- WHAT NEEDS TO BE DONE
Lines containing the string "goal": how many are there below? Answer with the number only.

Collected data
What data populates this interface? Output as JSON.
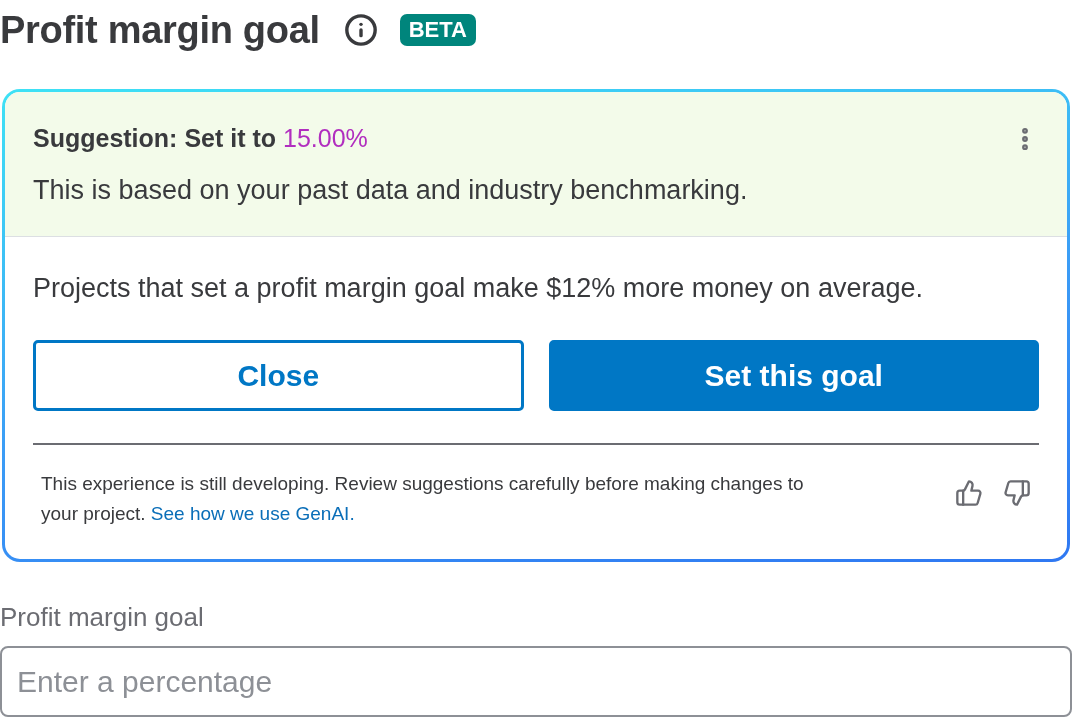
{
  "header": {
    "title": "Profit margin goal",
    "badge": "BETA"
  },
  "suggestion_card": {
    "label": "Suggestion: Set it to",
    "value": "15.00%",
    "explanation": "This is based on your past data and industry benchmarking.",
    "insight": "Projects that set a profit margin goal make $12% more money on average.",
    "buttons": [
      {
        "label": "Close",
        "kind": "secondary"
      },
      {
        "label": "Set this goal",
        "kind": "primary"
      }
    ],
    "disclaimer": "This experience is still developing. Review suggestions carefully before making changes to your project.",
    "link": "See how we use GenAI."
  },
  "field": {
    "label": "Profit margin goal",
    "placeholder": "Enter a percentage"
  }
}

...

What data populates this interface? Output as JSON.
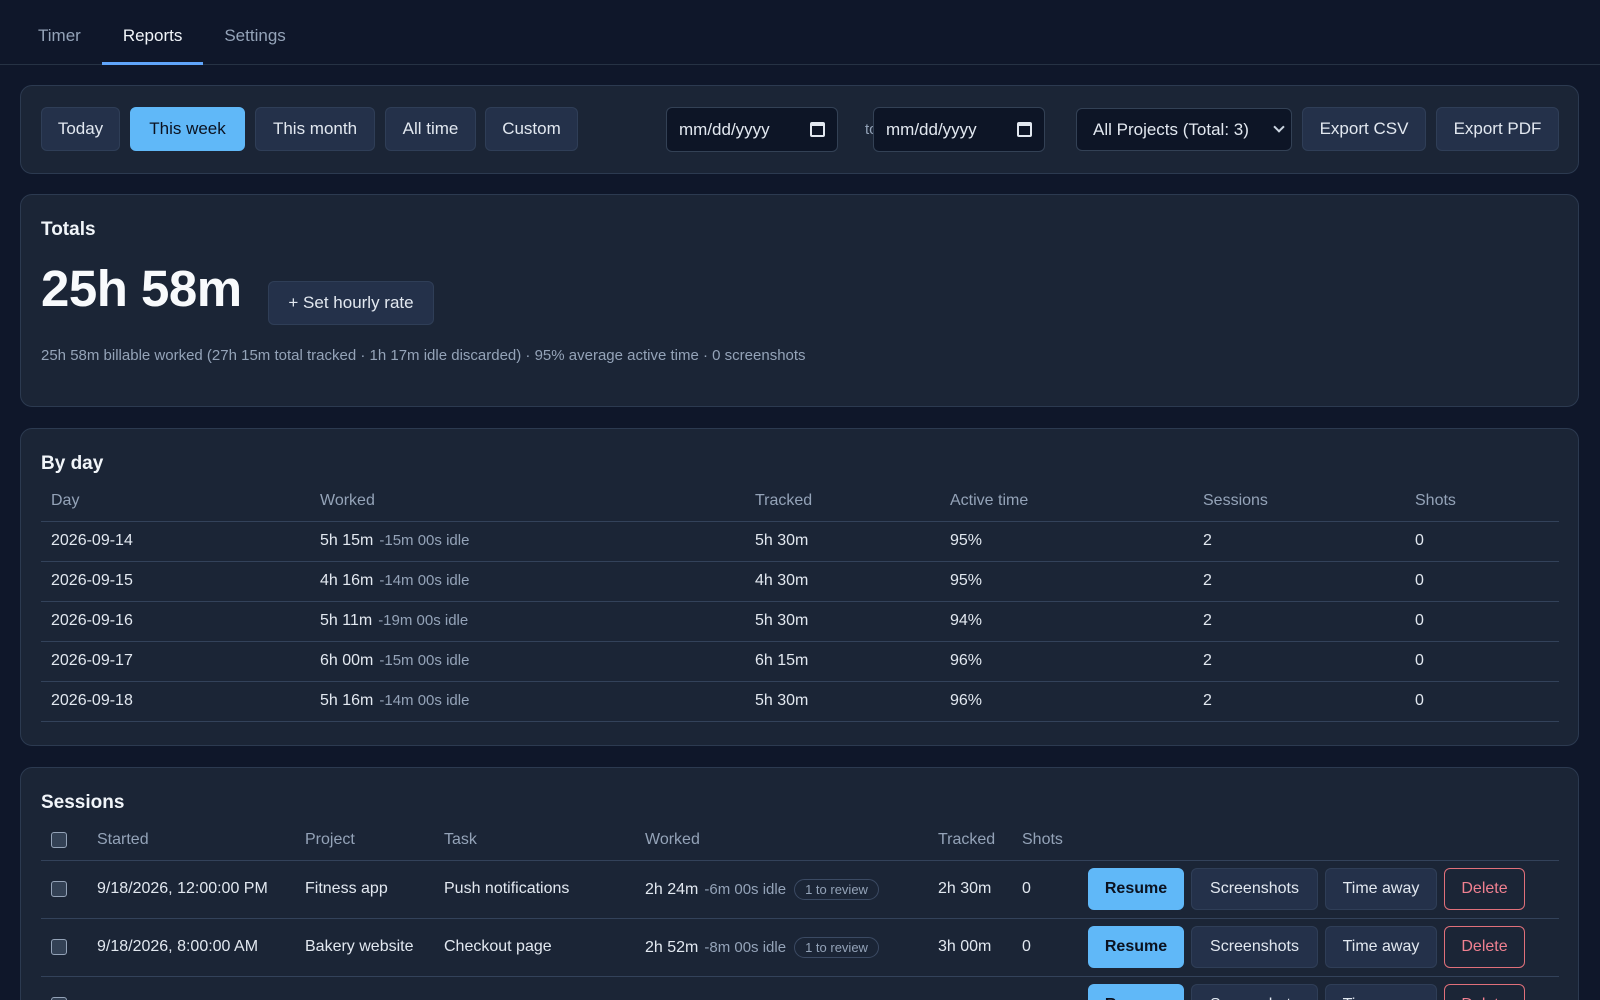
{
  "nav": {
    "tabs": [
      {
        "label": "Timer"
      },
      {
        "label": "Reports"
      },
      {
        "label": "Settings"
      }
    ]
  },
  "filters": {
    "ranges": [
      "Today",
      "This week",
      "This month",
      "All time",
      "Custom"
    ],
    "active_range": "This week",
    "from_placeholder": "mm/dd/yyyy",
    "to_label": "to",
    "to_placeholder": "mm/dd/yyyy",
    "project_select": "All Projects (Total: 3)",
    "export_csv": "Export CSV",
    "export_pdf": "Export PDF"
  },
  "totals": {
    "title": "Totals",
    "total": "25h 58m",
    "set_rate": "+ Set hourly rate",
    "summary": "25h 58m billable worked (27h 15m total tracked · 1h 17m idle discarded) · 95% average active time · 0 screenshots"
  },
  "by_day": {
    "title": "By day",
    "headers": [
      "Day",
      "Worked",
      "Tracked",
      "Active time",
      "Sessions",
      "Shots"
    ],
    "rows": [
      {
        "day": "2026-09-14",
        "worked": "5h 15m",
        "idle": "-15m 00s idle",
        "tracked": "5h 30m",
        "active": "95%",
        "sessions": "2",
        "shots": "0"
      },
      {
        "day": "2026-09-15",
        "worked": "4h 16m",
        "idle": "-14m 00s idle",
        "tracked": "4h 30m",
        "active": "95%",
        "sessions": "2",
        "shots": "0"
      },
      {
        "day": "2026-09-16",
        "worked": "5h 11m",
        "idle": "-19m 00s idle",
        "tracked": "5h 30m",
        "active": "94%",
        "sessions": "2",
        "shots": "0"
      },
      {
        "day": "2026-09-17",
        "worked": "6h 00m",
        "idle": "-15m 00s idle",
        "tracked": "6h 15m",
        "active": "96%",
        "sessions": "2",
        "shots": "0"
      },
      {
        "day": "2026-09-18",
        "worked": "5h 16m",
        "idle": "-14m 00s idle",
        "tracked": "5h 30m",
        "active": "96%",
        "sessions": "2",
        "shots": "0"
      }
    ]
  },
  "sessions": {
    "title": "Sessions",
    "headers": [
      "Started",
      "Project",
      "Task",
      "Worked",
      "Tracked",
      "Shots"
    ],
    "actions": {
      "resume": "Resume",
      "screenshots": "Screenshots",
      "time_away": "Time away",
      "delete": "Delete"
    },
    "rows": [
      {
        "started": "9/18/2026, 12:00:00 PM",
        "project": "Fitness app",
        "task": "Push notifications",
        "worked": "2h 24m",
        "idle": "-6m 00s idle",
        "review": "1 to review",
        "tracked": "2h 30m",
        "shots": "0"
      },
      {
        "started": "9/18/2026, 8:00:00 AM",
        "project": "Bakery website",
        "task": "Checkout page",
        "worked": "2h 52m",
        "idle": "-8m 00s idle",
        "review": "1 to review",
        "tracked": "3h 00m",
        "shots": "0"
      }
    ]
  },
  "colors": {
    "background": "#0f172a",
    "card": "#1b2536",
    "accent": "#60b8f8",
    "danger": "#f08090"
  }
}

- OUTPUT OF THE TASK
4